Stravinsky licensed the Rite of Spring for a movie. Later P brought this suit alleging that the Disney Company's foreign distribution in video cassette and laser disc of the film Fantasia, featuring Stravinsky's work, infringed Booesy's rights. Assignee of rights to musical composition brought action against licensee who had incorporated composition into motion picture.
The United States District Court for the Southern District of New York, Kevin Thomas Duffy, J., 934 F.Supp. 119, ruled that license did not authorize distribution on videotapes or laser discs directly to consumers, dismissed Lanham Act and contract claims and dismissed remaining claims for infringement of foreign copyrights by reason of forum non conveniens. Both parties appealed.
Whether the motion picture license covers video format. When looking at technologies in the future, should you prefer to interpret it in the favor of the grantor, and say that if you want to reserve anything, you make it precisely clear as to what the other guy gets, or do you put the burden over on the grantee, licensee, that if they want anything further they msut expressly state it.
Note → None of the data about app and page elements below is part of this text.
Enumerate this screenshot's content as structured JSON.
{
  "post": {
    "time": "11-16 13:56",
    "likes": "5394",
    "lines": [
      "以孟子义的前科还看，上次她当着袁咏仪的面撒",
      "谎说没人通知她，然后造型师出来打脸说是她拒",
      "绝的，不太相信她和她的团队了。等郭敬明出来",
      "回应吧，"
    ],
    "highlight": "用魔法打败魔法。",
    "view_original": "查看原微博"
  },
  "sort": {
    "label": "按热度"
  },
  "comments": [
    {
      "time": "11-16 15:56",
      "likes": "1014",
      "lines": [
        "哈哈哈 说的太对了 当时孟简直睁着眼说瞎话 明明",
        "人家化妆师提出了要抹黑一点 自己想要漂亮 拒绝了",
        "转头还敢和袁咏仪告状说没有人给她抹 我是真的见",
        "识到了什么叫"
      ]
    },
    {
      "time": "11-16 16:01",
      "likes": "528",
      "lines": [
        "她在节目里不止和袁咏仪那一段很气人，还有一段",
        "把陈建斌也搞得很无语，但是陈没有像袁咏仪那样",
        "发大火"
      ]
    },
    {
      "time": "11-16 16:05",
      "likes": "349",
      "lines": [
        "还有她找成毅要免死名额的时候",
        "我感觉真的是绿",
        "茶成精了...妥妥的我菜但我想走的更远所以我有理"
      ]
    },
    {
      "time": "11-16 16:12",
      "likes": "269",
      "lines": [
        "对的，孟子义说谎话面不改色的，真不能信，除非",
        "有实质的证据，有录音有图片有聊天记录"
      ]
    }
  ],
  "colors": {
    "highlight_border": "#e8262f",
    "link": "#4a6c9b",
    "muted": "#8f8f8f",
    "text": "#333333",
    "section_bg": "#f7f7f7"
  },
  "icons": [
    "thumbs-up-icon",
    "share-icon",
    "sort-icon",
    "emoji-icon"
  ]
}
The Court of Appeals, Leval,
Circuit Judge, held that:
(1) music licensing agreement authorized distribution of the motion picture in video format;
(2) evidence raised genuine issue of material fact as to whether licensee knew that agreement permitted use of composition only in motion picture theaters licensed by performing rights licensing organization, precluding summary judgment;
(3) doctrine of forum non conveniens did not warrant dismissal of foreign copyright infringement claims;
(4) fact issues precluded summary judgement on breach of contract claims; and
(5) licensee did not violate Lanham Act's false advertising provision.
Affirmed in part and reversed in part.
The ASCAP clause is a condition precedent to you being able to reproduce and distribut this music in any way you want. When drafting a contract, make sure you ask the person with the copyright whether they want to keep copyright for future developed technologies. If you allege it as copyright infringement, you have to go into federal courts (federal question; federal has exclusive jurisdiction). If you allege as a breach of contract, then it woul dbe brought under state court. It is better to be in federal court - so file the copyright infringment claim under title 17, the second cause of action, take pendant jurisdiction under breach of contract. This way you will be in federal court.